◆ **Problem**: All of the listing should be returned as written, apart from any picture in it.

═════ Available data ═════

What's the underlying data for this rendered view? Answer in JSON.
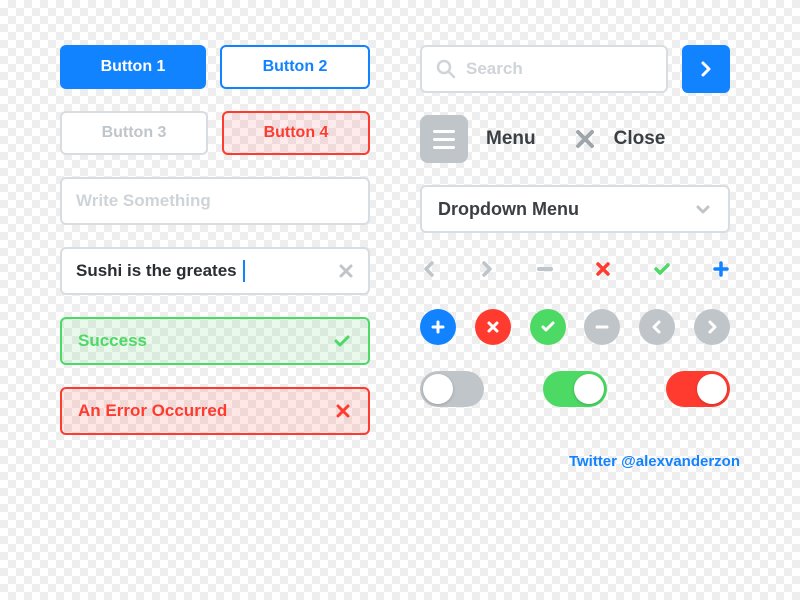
{
  "buttons": {
    "b1": "Button 1",
    "b2": "Button 2",
    "b3": "Button 3",
    "b4": "Button 4"
  },
  "inputs": {
    "write_placeholder": "Write Something",
    "text_value": "Sushi is the greates",
    "search_placeholder": "Search"
  },
  "menu": {
    "label": "Menu",
    "close": "Close"
  },
  "dropdown": {
    "label": "Dropdown Menu"
  },
  "alerts": {
    "success": "Success",
    "error": "An Error Occurred"
  },
  "colors": {
    "blue": "#1283ff",
    "red": "#ff3b30",
    "green": "#4cd964",
    "grey": "#bfc5c9"
  },
  "credit": "Twitter @alexvanderzon"
}
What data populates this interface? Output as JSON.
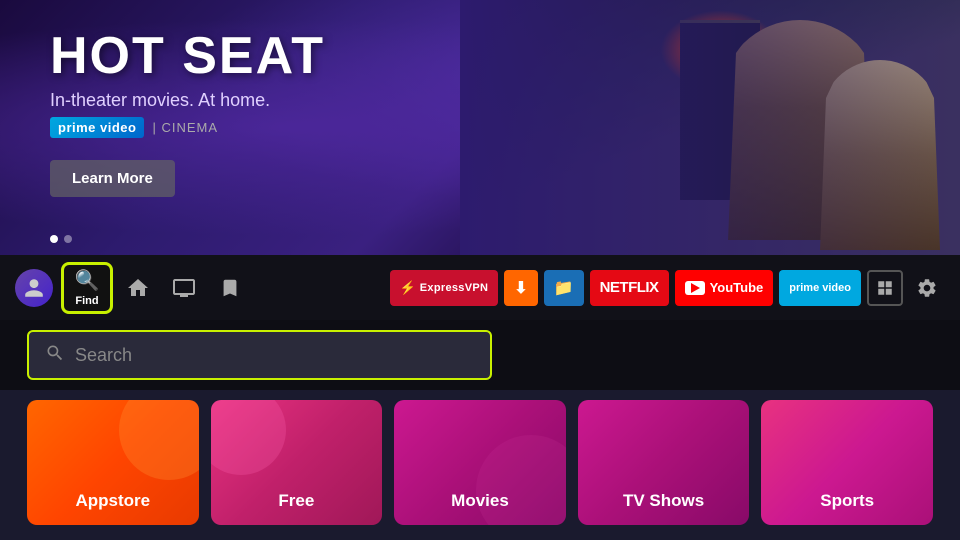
{
  "hero": {
    "title": "HOT SEAT",
    "subtitle": "In-theater movies. At home.",
    "brand": "prime video",
    "brand_separator": "|",
    "cinema": "CINEMA",
    "learn_more_label": "Learn More",
    "dots": [
      {
        "active": true
      },
      {
        "active": false
      }
    ]
  },
  "navbar": {
    "find_label": "Find",
    "nav_items": [
      {
        "icon": "home-icon",
        "label": "Home"
      },
      {
        "icon": "tv-icon",
        "label": "Live"
      },
      {
        "icon": "bookmark-icon",
        "label": "Saved"
      }
    ],
    "apps": [
      {
        "id": "expressvpn",
        "label": "ExpressVPN"
      },
      {
        "id": "downloader",
        "label": "Downloader"
      },
      {
        "id": "filebrowser",
        "label": "FileBrowser"
      },
      {
        "id": "netflix",
        "label": "NETFLIX"
      },
      {
        "id": "youtube",
        "label": "YouTube"
      },
      {
        "id": "primevideo",
        "label": "prime video"
      }
    ]
  },
  "search": {
    "placeholder": "Search"
  },
  "categories": [
    {
      "id": "appstore",
      "label": "Appstore"
    },
    {
      "id": "free",
      "label": "Free"
    },
    {
      "id": "movies",
      "label": "Movies"
    },
    {
      "id": "tvshows",
      "label": "TV Shows"
    },
    {
      "id": "sports",
      "label": "Sports"
    }
  ]
}
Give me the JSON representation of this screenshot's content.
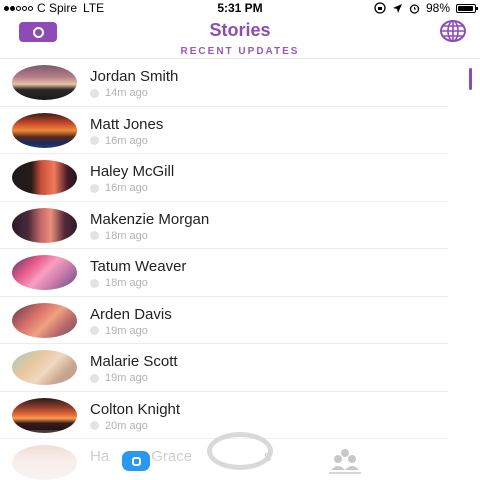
{
  "status_bar": {
    "carrier": "C Spire",
    "network": "LTE",
    "time": "5:31 PM",
    "battery": "98%"
  },
  "header": {
    "title": "Stories",
    "camera_icon": "camera-icon",
    "globe_icon": "globe-icon",
    "accent_color": "#8e4bb8"
  },
  "section": {
    "label": "RECENT UPDATES"
  },
  "stories": [
    {
      "name": "Jordan Smith",
      "time": "14m ago"
    },
    {
      "name": "Matt Jones",
      "time": "16m ago"
    },
    {
      "name": "Haley McGill",
      "time": "16m ago"
    },
    {
      "name": "Makenzie Morgan",
      "time": "18m ago"
    },
    {
      "name": "Tatum Weaver",
      "time": "18m ago"
    },
    {
      "name": "Arden Davis",
      "time": "19m ago"
    },
    {
      "name": "Malarie Scott",
      "time": "19m ago"
    },
    {
      "name": "Colton Knight",
      "time": "20m ago"
    },
    {
      "name": "Ha",
      "name_tail": "Grace",
      "name_end": "s",
      "time": ""
    }
  ],
  "bottom_bar": {
    "chat_icon": "chat-icon",
    "capture_icon": "capture-button-icon",
    "friends_icon": "friends-icon"
  }
}
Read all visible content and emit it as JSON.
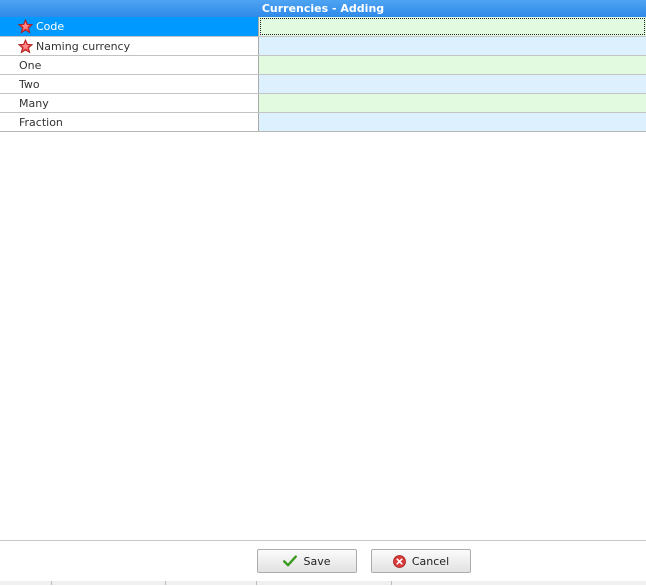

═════

◆ **Response area**:
What's the underlying data for this rendered view? Answer in JSON.
{
  "buttons": {
    "b1": "Button 1",
    "b2": "Button 2",
    "b3": "Button 3",
    "b4": "Button 4"
  },
  "inputs": {
    "write_placeholder": "Write Something",
    "text_value": "Sushi is the greates",
    "search_placeholder": "Search"
  },
  "menu": {
    "label": "Menu",
    "close": "Close"
  },
  "dropdown": {
    "label": "Dropdown Menu"
  },
  "alerts": {
    "success": "Success",
    "error": "An Error Occurred"
  },
  "colors": {
    "blue": "#1283ff",
    "red": "#ff3b30",
    "green": "#4cd964",
    "grey": "#bfc5c9"
  },
  "credit": "Twitter @alexvanderzon"
}
What data populates this interface? Output as JSON.
{
  "hero": {
    "title": "HOT SEAT",
    "subtitle": "In-theater movies. At home.",
    "brand": "prime video",
    "brand_separator": "|",
    "cinema": "CINEMA",
    "learn_more_label": "Learn More",
    "dots": [
      {
        "active": true
      },
      {
        "active": false
      }
    ]
  },
  "navbar": {
    "find_label": "Find",
    "nav_items": [
      {
        "icon": "home-icon",
        "label": "Home"
      },
      {
        "icon": "tv-icon",
        "label": "Live"
      },
      {
        "icon": "bookmark-icon",
        "label": "Saved"
      }
    ],
    "apps": [
      {
        "id": "expressvpn",
        "label": "ExpressVPN"
      },
      {
        "id": "downloader",
        "label": "Downloader"
      },
      {
        "id": "filebrowser",
        "label": "FileBrowser"
      },
      {
        "id": "netflix",
        "label": "NETFLIX"
      },
      {
        "id": "youtube",
        "label": "YouTube"
      },
      {
        "id": "primevideo",
        "label": "prime video"
      }
    ]
  },
  "search": {
    "placeholder": "Search"
  },
  "categories": [
    {
      "id": "appstore",
      "label": "Appstore"
    },
    {
      "id": "free",
      "label": "Free"
    },
    {
      "id": "movies",
      "label": "Movies"
    },
    {
      "id": "tvshows",
      "label": "TV Shows"
    },
    {
      "id": "sports",
      "label": "Sports"
    }
  ]
}
Give me the JSON representation of this screenshot's content.
{
  "status_bar": {
    "carrier": "C Spire",
    "network": "LTE",
    "time": "5:31 PM",
    "battery": "98%"
  },
  "header": {
    "title": "Stories",
    "camera_icon": "camera-icon",
    "globe_icon": "globe-icon",
    "accent_color": "#8e4bb8"
  },
  "section": {
    "label": "RECENT UPDATES"
  },
  "stories": [
    {
      "name": "Jordan Smith",
      "time": "14m ago"
    },
    {
      "name": "Matt Jones",
      "time": "16m ago"
    },
    {
      "name": "Haley McGill",
      "time": "16m ago"
    },
    {
      "name": "Makenzie Morgan",
      "time": "18m ago"
    },
    {
      "name": "Tatum Weaver",
      "time": "18m ago"
    },
    {
      "name": "Arden Davis",
      "time": "19m ago"
    },
    {
      "name": "Malarie Scott",
      "time": "19m ago"
    },
    {
      "name": "Colton Knight",
      "time": "20m ago"
    },
    {
      "name": "Ha",
      "name_tail": "Grace",
      "name_end": "s",
      "time": ""
    }
  ],
  "bottom_bar": {
    "chat_icon": "chat-icon",
    "capture_icon": "capture-button-icon",
    "friends_icon": "friends-icon"
  }
}
Read all visible content and emit it as JSON.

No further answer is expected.